All stakeholders must implement and strongly advocate for inclusive sport as a useful and cost effective tool to build and foster social cohesion. It promotes participation by bringing people together and providing a platform of greater acceptance of our different abilities despite our physical or sensory or linguistic ability.

I am delighted that the initiative taken by my Ministry in identifying and applying for this grant from the United Nations Office of Sports Development and Peace has borne fruit. We acknowledge the support received in this process from:
• His Excellency, the President of the Republic of Fiji
• the Ministry of Education, Heritage and Arts
• the Ministry of Women, Children and Poverty Alleviation
• the Ministry of Health and Medical Services
• the Sports Commission
• the Fiji Association of Sports and National Olympic Committee
• the Oceania National Olympic Committee
• the Fiji National Council of Disabled Persons
• Special Olympics Fiji
• the Fiji Paralympic Committee
• the Fiji Association for the Deaf

This is a true example of teamwork and will hopefully continue into the implementation phase of this project.

The Sports Commission will lead the implementation with the wonderful financial support of USD$100,000 received from the Ministry of Foreign Affairs of the Republic of Korea through the UNOSDP. The donors are adamant that this funding promotes activities from which will come the curriculum. This will go long way to ensure that we meet our commitments as we strengthen our advocacy for inclusive sports. The Government’s mantra of ensuring “No one is Left Behind” must be pursued especially in schools, involving teachers, parents, care givers, communities and the cross-section of our society.

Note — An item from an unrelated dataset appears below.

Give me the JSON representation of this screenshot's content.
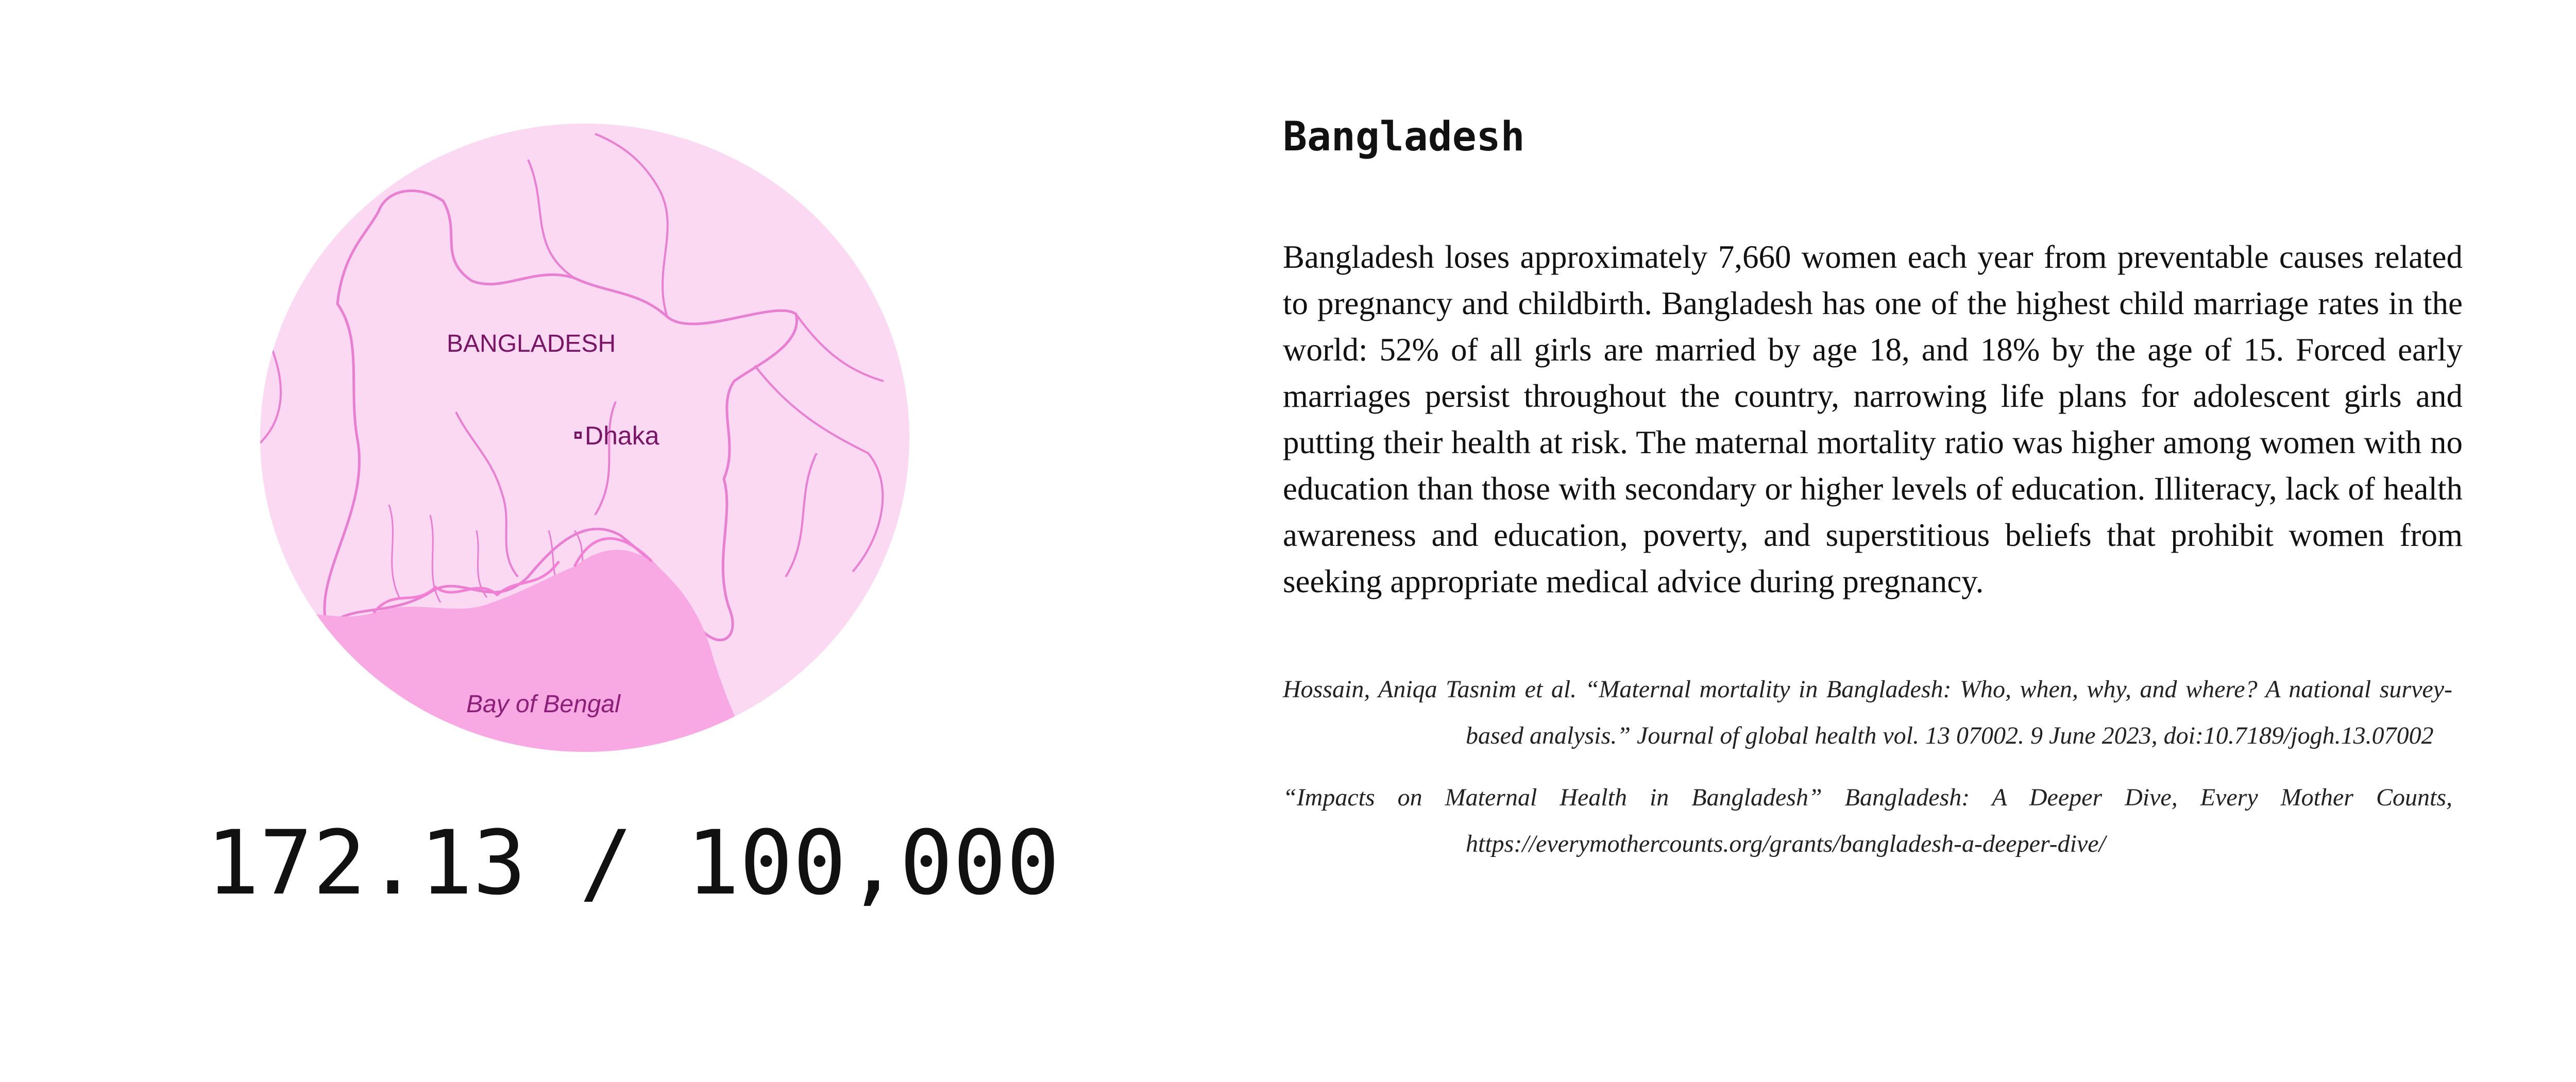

The Ministry and the Ministry of Education have begun the process of addressing quality PE in special and mainstream schools. We are working to add to literacy and numeracy through physical literacy particularly as we seek all creative ways to address the challenge of non-communicable and lifestyle diseases such as obesity and heart disease. The NCD statistics for the Pacific are frightening and we cannot afford to lose young people before their time. Nor can we afford the increase of our amputee population with up to 1 amputation every 8 hours in Fiji, often as a result of NCDs. Persons with disabilities are not spared from NCDs and this adds to the urgency of implementing a comprehensive PE programme in all our schools.

As we know, quality physical education promotes social, cooperative and problem-solving competencies. Physical education and activity provide opportunities for our children to develop their skills, explore their abilities and to improve their academic results. Early participation in PE and early discovery of talent and abilities have a lasting and positive effect on us all.

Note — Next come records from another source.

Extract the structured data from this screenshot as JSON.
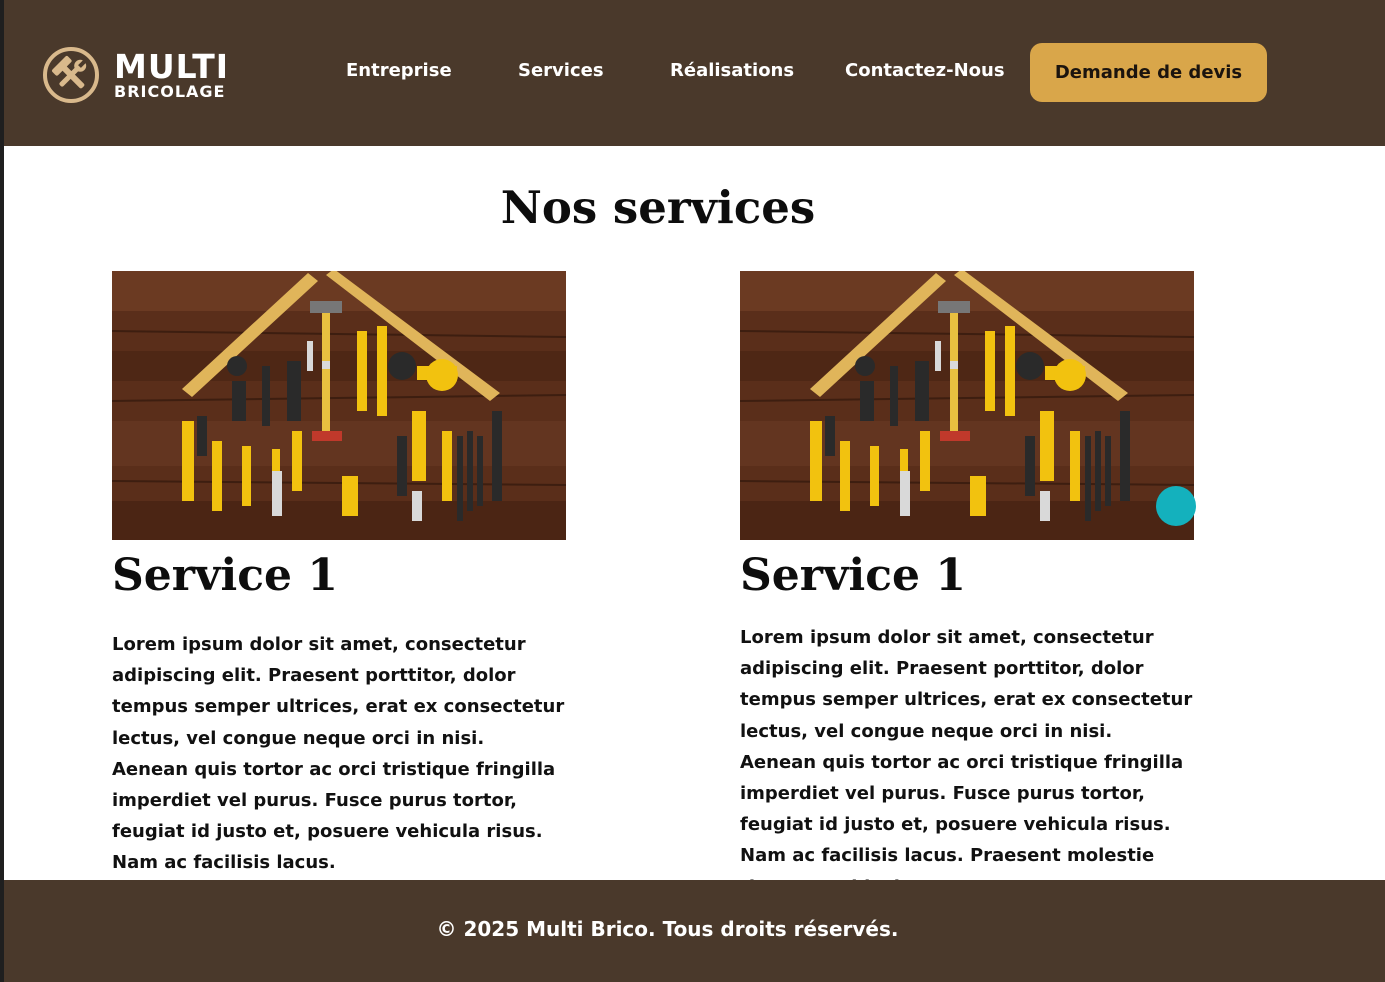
{
  "brand": {
    "line1": "MULTI",
    "line2": "BRICOLAGE",
    "icon": "hammer-wrench-icon",
    "accent_color": "#d9a64a",
    "header_color": "#4a392b"
  },
  "nav": {
    "items": [
      {
        "label": "Entreprise"
      },
      {
        "label": "Services"
      },
      {
        "label": "Réalisations"
      },
      {
        "label": "Contactez-Nous"
      }
    ],
    "cta_label": "Demande de devis"
  },
  "main": {
    "title": "Nos services",
    "cards": [
      {
        "image": "tools-house-photo",
        "title": "Service 1",
        "text": "Lorem ipsum dolor sit amet, consectetur adipiscing elit. Praesent porttitor, dolor tempus semper ultrices, erat ex consectetur lectus, vel congue neque orci in nisi. Aenean quis tortor ac orci tristique fringilla imperdiet vel purus. Fusce purus tortor, feugiat id justo et, posuere vehicula risus. Nam ac facilisis lacus."
      },
      {
        "image": "tools-house-photo",
        "title": "Service 1",
        "text": "Lorem ipsum dolor sit amet, consectetur adipiscing elit. Praesent porttitor, dolor tempus semper ultrices, erat ex consectetur lectus, vel congue neque orci in nisi. Aenean quis tortor ac orci tristique fringilla imperdiet vel purus. Fusce purus tortor, feugiat id justo et, posuere vehicula risus. Nam ac facilisis lacus. Praesent molestie rhoncus vehicula."
      }
    ]
  },
  "footer": {
    "text": "© 2025 Multi Brico. Tous droits réservés."
  }
}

The Ministry will closely follow the process and results of this one-year program and its impact on our learners with disabilities and our teachers. We will also work in partnership with the Sports Commission and NSOs to include the programme as part of our rural and urban training sessions. Through cooperation with Ministers of Sport in the Pacific, we hope to share the learning so that they can adapt the program to their specific national needs as we meet our commitment to south-south cooperation.

The Ministry, with other Ministries, will continue to emphasise PE and sports development and the beneficial impact on young people. Sport has a positive impact on anti-social behaviour and can effectively divert youths from participating in illegal activities. However, while we focus on the youth, we must not forget the impact of physical activity on the elder generations many of whom succumb to NCDs far too early.

The Ministry emphasises advocacy work and community-based awareness that involves our communities. Maximum involvement of families, community, faith-based organisations and stakeholders will see the holistic progress of such initiatives, achieving positive results.

I wish you all well in meeting our combined commitment to inclusion. It is my pleasure to declare this Adaptive and Inclusive Physical Activity and Sports Workshop open.

Vinaka. Dhanyavaad. Shokran. Thank you.